TO DO>
Run through the data and copy out every line that mentions the word "problem".

[Website and app data records]
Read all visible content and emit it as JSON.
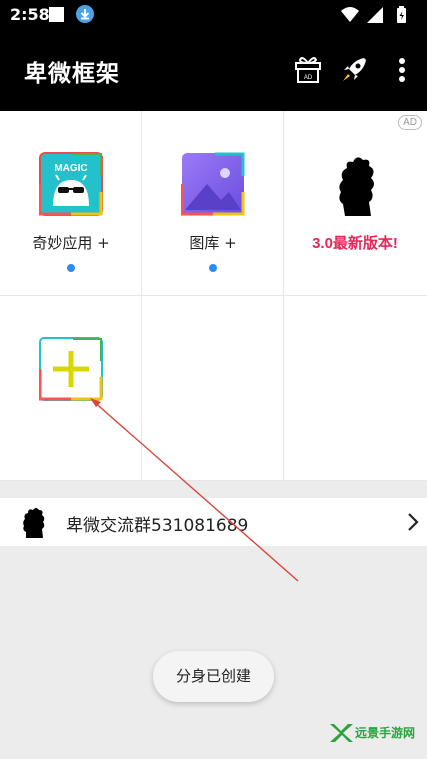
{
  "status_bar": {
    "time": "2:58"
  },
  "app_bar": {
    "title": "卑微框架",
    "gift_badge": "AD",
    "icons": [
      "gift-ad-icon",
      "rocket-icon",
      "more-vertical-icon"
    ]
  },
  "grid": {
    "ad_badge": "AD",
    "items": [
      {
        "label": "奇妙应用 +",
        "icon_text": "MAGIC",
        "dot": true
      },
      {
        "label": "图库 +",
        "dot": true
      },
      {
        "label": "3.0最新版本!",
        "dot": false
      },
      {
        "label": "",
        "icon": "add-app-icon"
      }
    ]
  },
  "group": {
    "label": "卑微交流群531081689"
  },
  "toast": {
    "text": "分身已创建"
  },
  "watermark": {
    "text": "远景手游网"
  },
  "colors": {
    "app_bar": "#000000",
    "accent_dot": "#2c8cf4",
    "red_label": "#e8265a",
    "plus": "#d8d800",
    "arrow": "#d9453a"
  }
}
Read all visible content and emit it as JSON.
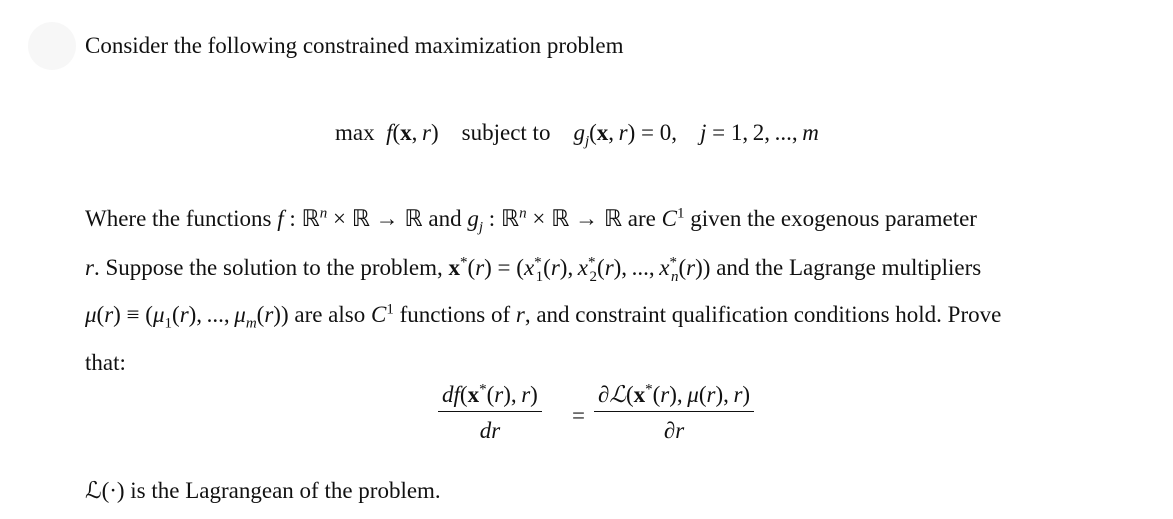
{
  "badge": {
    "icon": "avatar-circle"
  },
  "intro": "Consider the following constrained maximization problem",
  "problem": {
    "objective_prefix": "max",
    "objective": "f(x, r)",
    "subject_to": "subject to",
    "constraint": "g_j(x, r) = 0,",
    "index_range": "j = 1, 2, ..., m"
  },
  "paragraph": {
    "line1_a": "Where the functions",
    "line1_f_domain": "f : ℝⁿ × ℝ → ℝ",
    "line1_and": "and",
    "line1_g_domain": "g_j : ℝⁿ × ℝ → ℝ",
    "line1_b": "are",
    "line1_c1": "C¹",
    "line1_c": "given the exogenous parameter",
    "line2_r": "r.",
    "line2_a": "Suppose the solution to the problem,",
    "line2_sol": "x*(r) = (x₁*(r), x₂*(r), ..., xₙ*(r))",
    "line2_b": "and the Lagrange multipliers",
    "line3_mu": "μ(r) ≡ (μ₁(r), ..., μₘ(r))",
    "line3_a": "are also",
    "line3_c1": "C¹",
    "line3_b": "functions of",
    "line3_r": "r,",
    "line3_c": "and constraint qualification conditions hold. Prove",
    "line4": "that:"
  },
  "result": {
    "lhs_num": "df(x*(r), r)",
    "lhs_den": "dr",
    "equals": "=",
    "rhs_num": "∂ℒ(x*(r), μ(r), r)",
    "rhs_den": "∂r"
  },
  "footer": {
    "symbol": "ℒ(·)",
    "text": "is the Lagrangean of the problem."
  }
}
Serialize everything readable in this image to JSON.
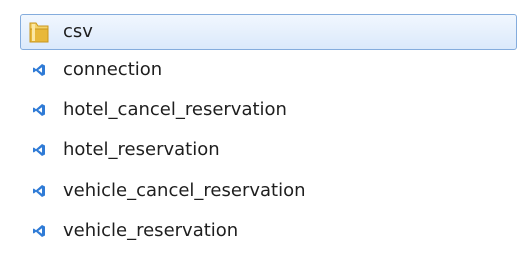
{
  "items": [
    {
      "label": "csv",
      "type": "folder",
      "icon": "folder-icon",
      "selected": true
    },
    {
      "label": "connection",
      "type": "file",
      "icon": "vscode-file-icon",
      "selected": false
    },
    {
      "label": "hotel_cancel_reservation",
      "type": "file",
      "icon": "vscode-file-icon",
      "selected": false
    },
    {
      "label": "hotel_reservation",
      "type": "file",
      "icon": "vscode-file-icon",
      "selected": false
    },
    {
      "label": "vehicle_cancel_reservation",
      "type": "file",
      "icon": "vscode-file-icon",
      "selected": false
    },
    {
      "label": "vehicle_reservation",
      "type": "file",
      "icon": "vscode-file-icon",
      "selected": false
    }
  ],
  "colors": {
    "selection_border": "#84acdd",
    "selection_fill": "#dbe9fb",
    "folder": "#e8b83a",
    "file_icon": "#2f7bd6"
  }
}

TASK RESPONSE>
  "intro": "Consider the following constrained maximization problem",
  "problem": {
    "line2_a": "Suppose the solution to the problem,",
    "text": "is the Lagrangean of the problem."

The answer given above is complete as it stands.